The 2015 Moscow Victory Day Parade was a parade that took place in Red Square in Moscow on 9 May 2015 to commemorate the 70th anniversary of the capitulation of Nazi Germany in 1945. The annual parade marks the Allied victory in the Second World War at the Eastern Front, on the same day as the signing of the German act of capitulation to the Allies in Berlin, at midnight of 9 May 1945 (Russian time). President of the Russian Federation Vladimir Putin delivered his twelfth holiday address to the nation on this day, right after the parade inspection that was presided by Minister of Defense General of the Army Sergey Shoygu.
Being a landmark jubilee parade honoring the 70th anniversary of the Allied victory in the European continent, the 2015 parade was the largest and most lavish held in Russian history. Col. Gen. Oleg Salyukov, the Commander-in-Chief of the Russian Ground Forces, was the 2015 commander. In addition to troops of the Russian Federation, 1,300 troops from 10 foreign countries were also on parade, including contingents from China, India, Serbia, and Mongolia, all four countries making their first appearance at a Russian Victory Day parade.
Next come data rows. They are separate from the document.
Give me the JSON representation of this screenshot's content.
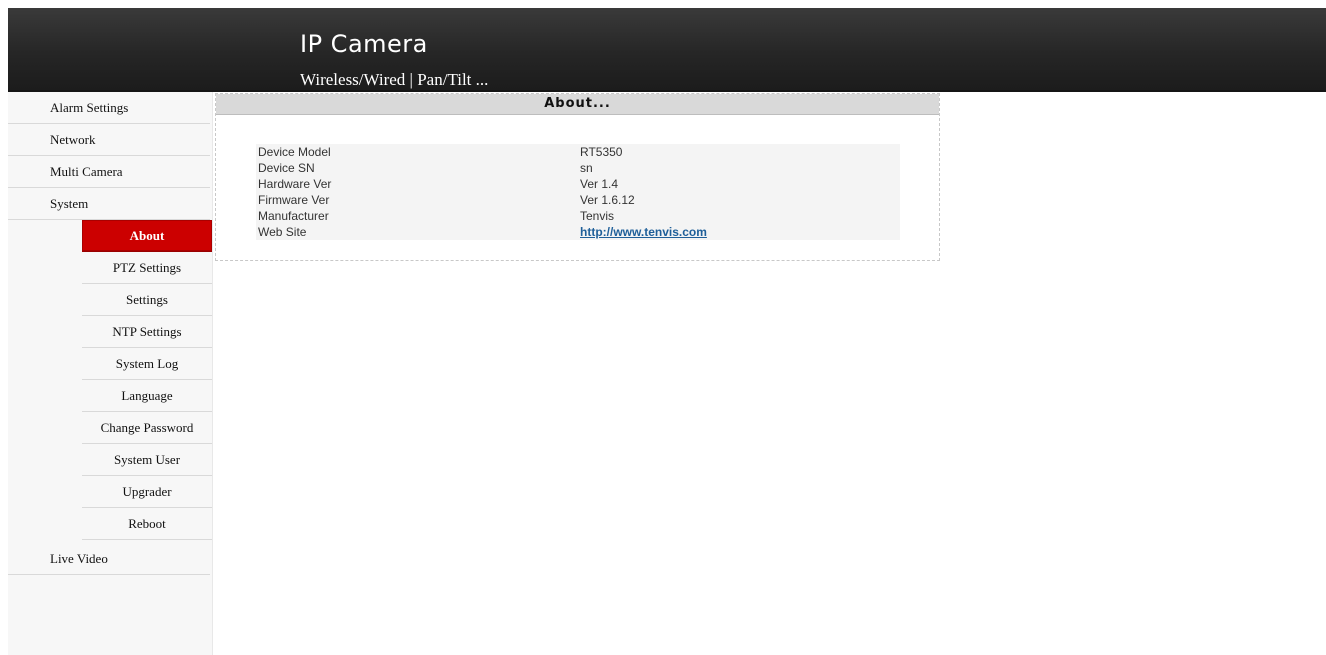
{
  "header": {
    "title": "IP Camera",
    "subtitle": "Wireless/Wired | Pan/Tilt ..."
  },
  "sidebar": {
    "items": [
      {
        "label": "Alarm Settings"
      },
      {
        "label": "Network"
      },
      {
        "label": "Multi Camera"
      },
      {
        "label": "System"
      },
      {
        "label": "Live Video"
      }
    ],
    "system_sub": [
      {
        "label": "About",
        "active": true
      },
      {
        "label": "PTZ Settings"
      },
      {
        "label": "Settings"
      },
      {
        "label": "NTP Settings"
      },
      {
        "label": "System Log"
      },
      {
        "label": "Language"
      },
      {
        "label": "Change Password"
      },
      {
        "label": "System User"
      },
      {
        "label": "Upgrader"
      },
      {
        "label": "Reboot"
      }
    ]
  },
  "about": {
    "heading": "About...",
    "rows": [
      {
        "label": "Device Model",
        "value": "RT5350"
      },
      {
        "label": "Device SN",
        "value": "sn"
      },
      {
        "label": "Hardware Ver",
        "value": "Ver 1.4"
      },
      {
        "label": "Firmware Ver",
        "value": "Ver 1.6.12"
      },
      {
        "label": "Manufacturer",
        "value": "Tenvis"
      },
      {
        "label": "Web Site",
        "value": "http://www.tenvis.com"
      }
    ]
  },
  "colors": {
    "active_nav": "#cc0000",
    "header_bg": "#262626",
    "link": "#1f5f99"
  }
}
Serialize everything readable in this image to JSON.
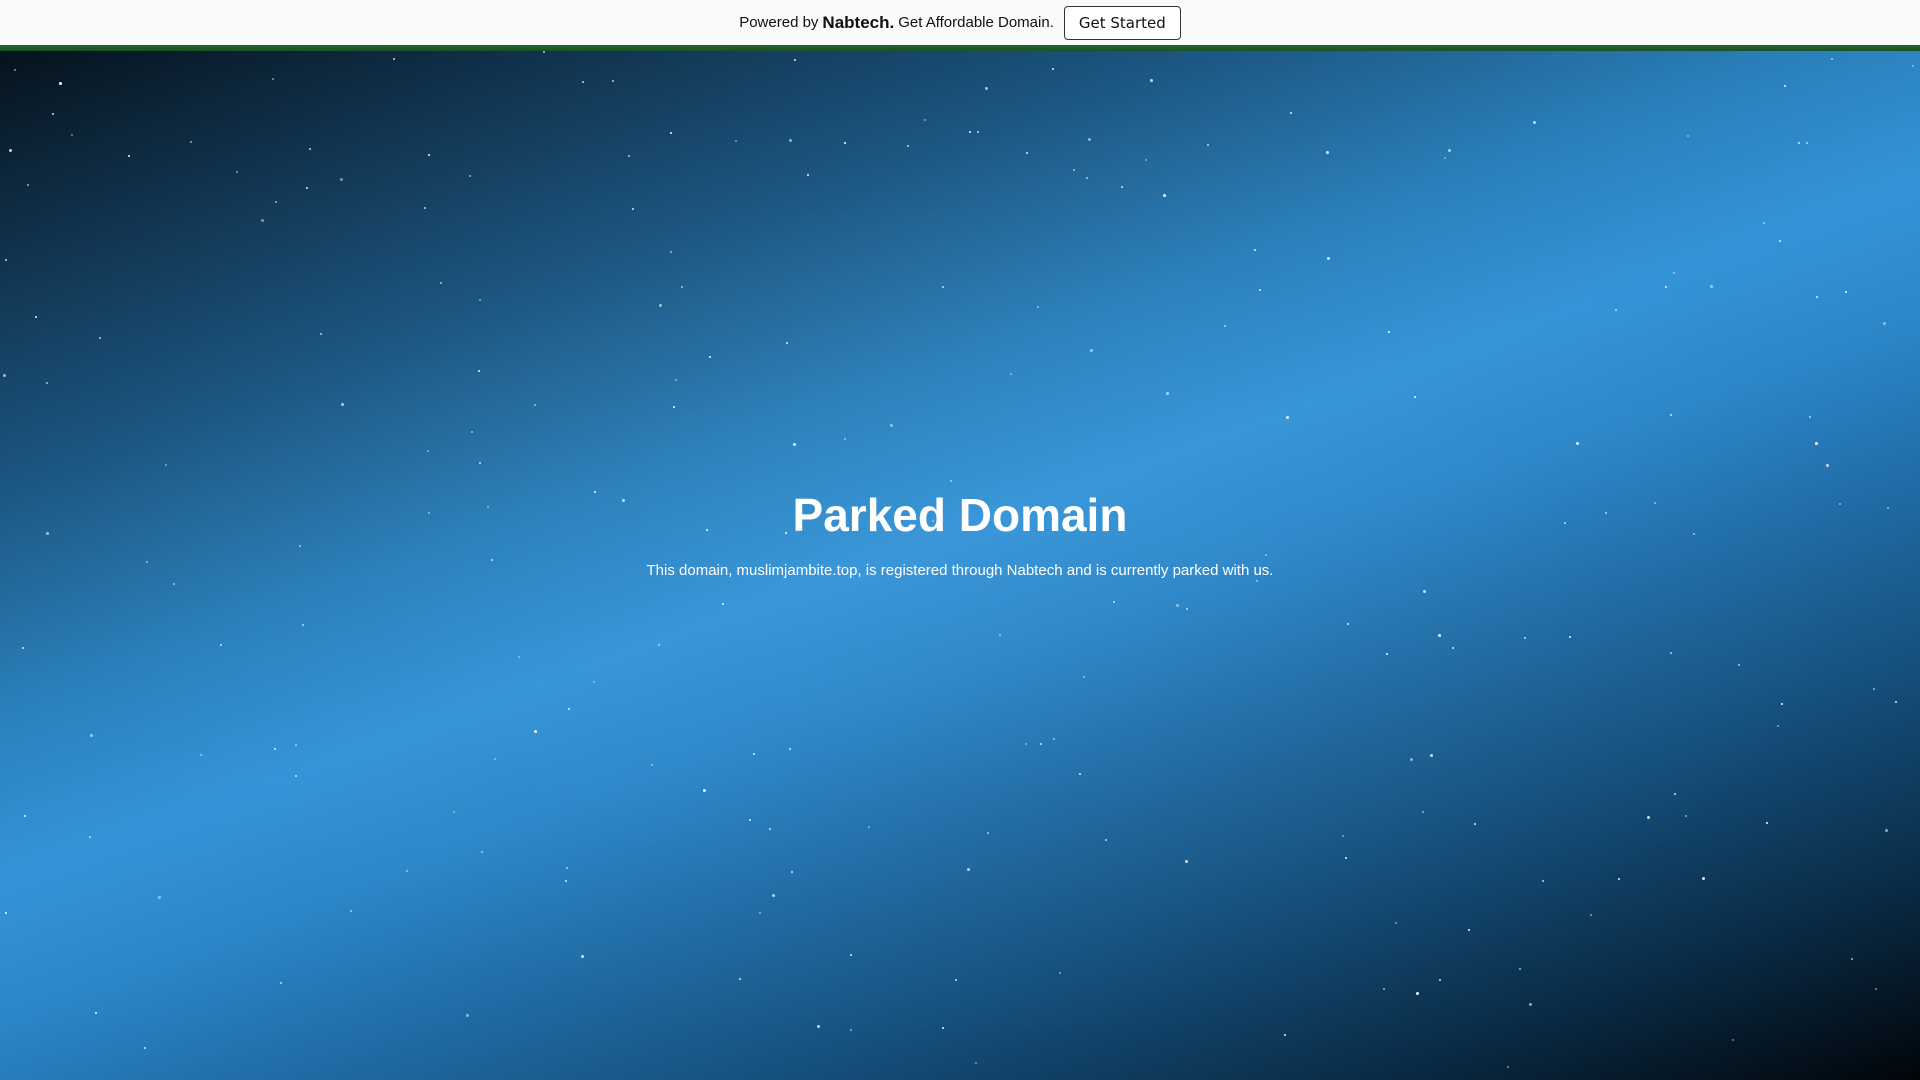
{
  "topbar": {
    "powered_by": "Powered by",
    "brand": "Nabtech.",
    "tagline": "Get Affordable Domain.",
    "cta_label": "Get Started",
    "stripe_color": "#1f5c2a"
  },
  "main": {
    "title": "Parked Domain",
    "description": "This domain, muslimjambite.top, is registered through Nabtech and is currently parked with us."
  },
  "background": {
    "style": "starry-sky",
    "colors": [
      "#06121c",
      "#3494d8",
      "#010509"
    ]
  }
}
Following the official parade, over 500,000 Russians and foreign attendees marched through central Moscow in commemoration of those who perished and those who survived World War II. The Moscow leg of this parade, which is an annual Victory Day tradition called the March of the Immortal Regiment and observed in numerous other Russian cities and in several other countries, was led by President Putin whose father served during the war. It is estimated that up to 12 million Russians participated nationwide in the 2015 March of the Immortal Regiment.
Old video but still interesting. Squadron of Mig’s-21 landing on highway strip in Poland. Take off’s after refueling and rearming. Scenes from polish movie “Miedzy niebem a ziemia”
405 Tons Weight Airplane Stuck in Mud and Snow and Want to Go Out. You Guess, its Antonov An-124 Ruslan
This great video shows the biggest serial produced cargo aircraft in the world, stuck in the mud mixed with usual Russian covering….snow. Is there anything worst can happen to any car driver, if car is not specialized for Off road condition? This giant, An-124 Ruslan is not prepared for this conditions on road….or off road, for sure. Its happen sometimes that airplane be out of runway, but you must agree that any other aircraft is possible to push back with truck or specialized car and back jet to proper position .Ruslan is 405,000 kg (893,000 lb) weight (normal or max. takeoff weight) but engines are strong, 4 × Progress D-18T turbofans, 229.5 kN (51,600 lbf) each. It was the first engine in the USSR that could deliver more than 20,000 kgf (~44,000 lbf or ~196 kN) of thrust.
Pilot push all four strong engine to high level, to try to reach the concrete near the mud area. See the video:
A Russian jet shot down a Georgian reconnaissance drone flying over Abkhazia on 20 April 2008. However, Russia denied responsibility for the incident and Abkhazia claimed that the drone was shot down by an “L-39 aircraft of the Abkhaz Air Force”. An allegation of an attack by a NATO MiG-29 Fulcrum was made by the Russia’ Ambassador to NATO, Dmitry Rogozin. NATO Secretary General Jaap de Hoop Scheffer commented that “he’d eat his tie if it turned out that a NATO MiG-29 had magically appeared in Abkhazia and shot down a Georgian drone.” On 26 May 2008, a United Nations Observer Mission in Georgia (UNOMIG) investigation concluded that the jet belonged to the Russian Air Force; it was either a MiG-29 Fulcrum or a Su-27 Flanker
The Mikoyan-Gurevich MiG-25 (Russian: МиГ-25) (NATO reporting name “Foxbat”) is a high-supersonic interceptor and reconnaissance aircraft designed by the Soviet Union’s Mikoyan-Gurevich bureau. First flown as a prototype in 1964, it entered service in 1970. With a top speed of Mach 3.2, a powerful radar and four air-to-air missiles, the MiG-25 worried Western observers and prompted development of the F-15 Eagle.
The aircraft’s true capabilities were not revealed to the west until 1976 when Viktor Belenko, a Soviet MiG-25 pilot, defected to the United States via Japan. Subsequent analysis revealed a simple-yet-functional design with vacuum-tube electronics, two massive turbojet engines, and sparing use of advanced materials such as titanium. The MiG-25 series had a production run of 1,190 aircraft.